Overall, these findings tell us several things. First, being a victim of maltreatment did, for particular groups, predict the later onset of BPD. Secondly, the link between maltreatment victimization and adult BPD was explained by a host of other variables, indicating that there might not be a direct effect of maltreatment on BPD, but rather that other variables potentially impacted by maltreatment actually determine BPD vulnerability. But what about the surprising lack of a link between CSA and BPD in general and any maltreatment and BPD for women? One issue might be that the comparison sample included highly elevated rates of BPD relative to most community samples (7.9% for men and 11.4% for women). The comparison group in this study, because it was matched on such demographics to the maltreatment victims, had an extremely low average level of socioeconomic status, which has been linked to BPD in prior studies (Taub, 1996). Additionally, it could simply be that, when documented cases of maltreatment are used to predict later onset of BPD rather than current BPD clients being quizzed about past episodes of maltreatment, different results emerge. This might reflect the possibility that maltreatment victims with BPD are more likely to seek help and show up in clinical samples, thus skewing the data spuriously or it might reflect an issue of inaccurate or poorly coded recollections. Alternatively, it might simply reflect an odd sample and, of course, these results would need to be replicated independently before we can look at them as representing an empirical fact.

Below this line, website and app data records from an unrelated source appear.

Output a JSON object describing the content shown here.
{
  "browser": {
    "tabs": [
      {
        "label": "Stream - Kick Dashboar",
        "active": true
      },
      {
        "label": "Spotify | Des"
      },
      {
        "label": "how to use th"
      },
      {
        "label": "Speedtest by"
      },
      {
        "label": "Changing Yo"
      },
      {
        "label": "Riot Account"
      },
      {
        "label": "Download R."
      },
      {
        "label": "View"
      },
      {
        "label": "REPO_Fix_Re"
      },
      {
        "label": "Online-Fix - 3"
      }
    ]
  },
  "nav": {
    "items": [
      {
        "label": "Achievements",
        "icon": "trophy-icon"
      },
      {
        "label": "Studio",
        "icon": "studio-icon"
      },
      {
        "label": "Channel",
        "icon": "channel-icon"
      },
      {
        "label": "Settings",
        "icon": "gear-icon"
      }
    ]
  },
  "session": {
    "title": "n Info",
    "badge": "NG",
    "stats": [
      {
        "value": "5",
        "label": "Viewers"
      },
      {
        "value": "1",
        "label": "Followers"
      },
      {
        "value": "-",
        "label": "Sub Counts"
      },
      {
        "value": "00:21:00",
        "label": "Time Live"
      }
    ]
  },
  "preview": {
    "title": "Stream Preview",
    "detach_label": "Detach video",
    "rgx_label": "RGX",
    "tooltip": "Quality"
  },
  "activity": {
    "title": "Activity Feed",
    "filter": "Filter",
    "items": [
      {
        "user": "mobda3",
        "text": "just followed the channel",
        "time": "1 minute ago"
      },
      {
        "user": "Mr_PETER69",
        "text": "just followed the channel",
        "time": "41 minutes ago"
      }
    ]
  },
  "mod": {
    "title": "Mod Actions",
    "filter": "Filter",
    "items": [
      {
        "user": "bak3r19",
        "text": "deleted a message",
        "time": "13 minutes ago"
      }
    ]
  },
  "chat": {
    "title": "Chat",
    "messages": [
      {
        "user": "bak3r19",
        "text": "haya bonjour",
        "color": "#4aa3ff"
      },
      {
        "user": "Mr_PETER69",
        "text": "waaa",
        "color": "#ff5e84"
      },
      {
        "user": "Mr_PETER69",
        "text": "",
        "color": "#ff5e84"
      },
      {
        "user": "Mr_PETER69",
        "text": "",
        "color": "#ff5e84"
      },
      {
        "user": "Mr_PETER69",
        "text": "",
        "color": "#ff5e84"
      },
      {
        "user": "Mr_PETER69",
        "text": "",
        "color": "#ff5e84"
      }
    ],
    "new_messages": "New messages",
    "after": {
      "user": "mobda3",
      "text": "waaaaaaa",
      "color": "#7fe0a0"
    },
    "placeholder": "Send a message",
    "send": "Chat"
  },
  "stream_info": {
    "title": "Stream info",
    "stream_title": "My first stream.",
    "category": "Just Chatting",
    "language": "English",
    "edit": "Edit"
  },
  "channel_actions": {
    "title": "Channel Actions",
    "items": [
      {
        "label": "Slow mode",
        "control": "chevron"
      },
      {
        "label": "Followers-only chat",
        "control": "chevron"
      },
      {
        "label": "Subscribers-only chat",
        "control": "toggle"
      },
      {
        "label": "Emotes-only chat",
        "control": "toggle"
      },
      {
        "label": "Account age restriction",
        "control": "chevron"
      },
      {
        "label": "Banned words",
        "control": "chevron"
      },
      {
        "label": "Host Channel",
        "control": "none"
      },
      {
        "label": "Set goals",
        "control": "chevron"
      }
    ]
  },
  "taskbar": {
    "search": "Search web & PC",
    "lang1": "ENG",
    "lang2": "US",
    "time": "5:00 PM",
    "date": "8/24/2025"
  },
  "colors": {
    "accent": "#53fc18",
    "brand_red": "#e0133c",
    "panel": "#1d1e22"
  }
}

This study represents yet another in a growing list of investigations that have yielded results indicating that maltreatment itself does not cause many of the poor outcomes associated with victimization. This means that there are many other vulnerabilities associated with maltreatment that better explain the emergence of psychopathology and that clinicians thus have an opportunity to address a host of vulnerabilities and potentially help clients avoid falling into the grip of mental illness. At times, some people have read findings like this and come to the misguided conclusion that the authors are diminishing the impact of childhood maltreatment or, even worse, indicating that such treatment is acceptable. Please know, however, that this is not the case. The authors are merely explaining that maltreatment exerts its influences through alternative variables that, in and of themselves, might serve as particularly important targets in therapy. Additionally, they are helping us to better understand why some individuals are so resilient and manage to make it through horrific experiences of maltreatment without developing any form of mental illness.
This post is by Mike Anestis who is a doctoral candidate in the clinical psychology department at Florida State University